* **WHAT THIS TASK INVOLVES**
Go through the data below and count every line that has the word "Economia". Return only the count.

BEGIN

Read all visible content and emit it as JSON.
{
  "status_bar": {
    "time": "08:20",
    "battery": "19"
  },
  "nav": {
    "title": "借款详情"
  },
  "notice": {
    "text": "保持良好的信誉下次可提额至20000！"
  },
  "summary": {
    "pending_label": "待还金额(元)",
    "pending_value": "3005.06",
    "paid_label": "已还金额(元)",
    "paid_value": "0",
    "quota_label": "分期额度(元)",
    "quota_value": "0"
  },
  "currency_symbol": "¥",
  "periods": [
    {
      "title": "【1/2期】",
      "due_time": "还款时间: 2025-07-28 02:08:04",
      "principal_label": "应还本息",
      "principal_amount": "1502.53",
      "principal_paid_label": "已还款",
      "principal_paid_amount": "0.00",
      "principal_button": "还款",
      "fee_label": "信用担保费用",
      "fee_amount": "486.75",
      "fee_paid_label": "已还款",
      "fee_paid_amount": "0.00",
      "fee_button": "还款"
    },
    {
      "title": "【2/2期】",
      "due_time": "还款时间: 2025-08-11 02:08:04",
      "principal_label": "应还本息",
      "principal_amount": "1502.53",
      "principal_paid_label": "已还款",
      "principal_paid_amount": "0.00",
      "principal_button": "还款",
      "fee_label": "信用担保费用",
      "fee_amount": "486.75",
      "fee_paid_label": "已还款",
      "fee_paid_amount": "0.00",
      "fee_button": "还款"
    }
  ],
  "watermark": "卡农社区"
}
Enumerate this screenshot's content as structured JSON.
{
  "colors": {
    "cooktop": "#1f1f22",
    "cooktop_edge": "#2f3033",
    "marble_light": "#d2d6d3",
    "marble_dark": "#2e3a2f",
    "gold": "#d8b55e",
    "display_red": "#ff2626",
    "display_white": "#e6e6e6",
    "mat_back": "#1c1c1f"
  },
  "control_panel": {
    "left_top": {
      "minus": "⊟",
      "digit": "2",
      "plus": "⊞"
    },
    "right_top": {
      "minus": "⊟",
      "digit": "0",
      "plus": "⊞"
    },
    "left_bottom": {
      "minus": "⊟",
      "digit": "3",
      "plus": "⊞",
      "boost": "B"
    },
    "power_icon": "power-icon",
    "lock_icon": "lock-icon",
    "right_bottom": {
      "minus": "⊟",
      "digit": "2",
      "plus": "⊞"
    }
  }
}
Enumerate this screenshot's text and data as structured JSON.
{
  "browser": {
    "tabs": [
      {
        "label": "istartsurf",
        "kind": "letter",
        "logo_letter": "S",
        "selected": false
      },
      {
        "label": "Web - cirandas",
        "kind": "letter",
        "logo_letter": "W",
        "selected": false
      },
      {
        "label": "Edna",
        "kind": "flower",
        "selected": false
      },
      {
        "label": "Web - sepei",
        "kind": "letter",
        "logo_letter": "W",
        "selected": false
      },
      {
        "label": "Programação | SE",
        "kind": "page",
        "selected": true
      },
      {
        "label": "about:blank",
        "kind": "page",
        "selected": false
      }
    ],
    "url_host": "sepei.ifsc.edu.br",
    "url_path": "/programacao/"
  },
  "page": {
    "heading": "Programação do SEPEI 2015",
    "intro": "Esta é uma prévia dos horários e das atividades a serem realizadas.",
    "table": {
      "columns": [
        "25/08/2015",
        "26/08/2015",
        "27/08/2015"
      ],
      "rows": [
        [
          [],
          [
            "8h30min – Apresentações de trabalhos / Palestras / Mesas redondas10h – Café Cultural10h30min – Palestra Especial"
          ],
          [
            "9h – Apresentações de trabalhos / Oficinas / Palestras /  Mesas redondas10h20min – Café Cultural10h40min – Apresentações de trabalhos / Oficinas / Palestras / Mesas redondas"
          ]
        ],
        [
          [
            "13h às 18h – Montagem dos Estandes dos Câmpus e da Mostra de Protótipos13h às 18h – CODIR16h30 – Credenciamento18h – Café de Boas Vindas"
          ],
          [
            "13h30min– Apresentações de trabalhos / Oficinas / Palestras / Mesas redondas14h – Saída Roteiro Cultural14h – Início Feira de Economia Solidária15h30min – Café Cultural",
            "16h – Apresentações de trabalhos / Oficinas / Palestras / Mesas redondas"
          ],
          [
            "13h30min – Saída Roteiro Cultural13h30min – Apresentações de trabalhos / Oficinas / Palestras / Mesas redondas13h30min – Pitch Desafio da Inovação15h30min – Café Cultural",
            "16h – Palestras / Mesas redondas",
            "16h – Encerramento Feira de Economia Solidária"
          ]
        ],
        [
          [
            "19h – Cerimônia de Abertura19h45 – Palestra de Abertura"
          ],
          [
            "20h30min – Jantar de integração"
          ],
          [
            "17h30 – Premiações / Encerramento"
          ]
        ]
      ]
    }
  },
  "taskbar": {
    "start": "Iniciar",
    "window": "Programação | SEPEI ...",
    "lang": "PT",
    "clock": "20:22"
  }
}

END

* **RESULT**
2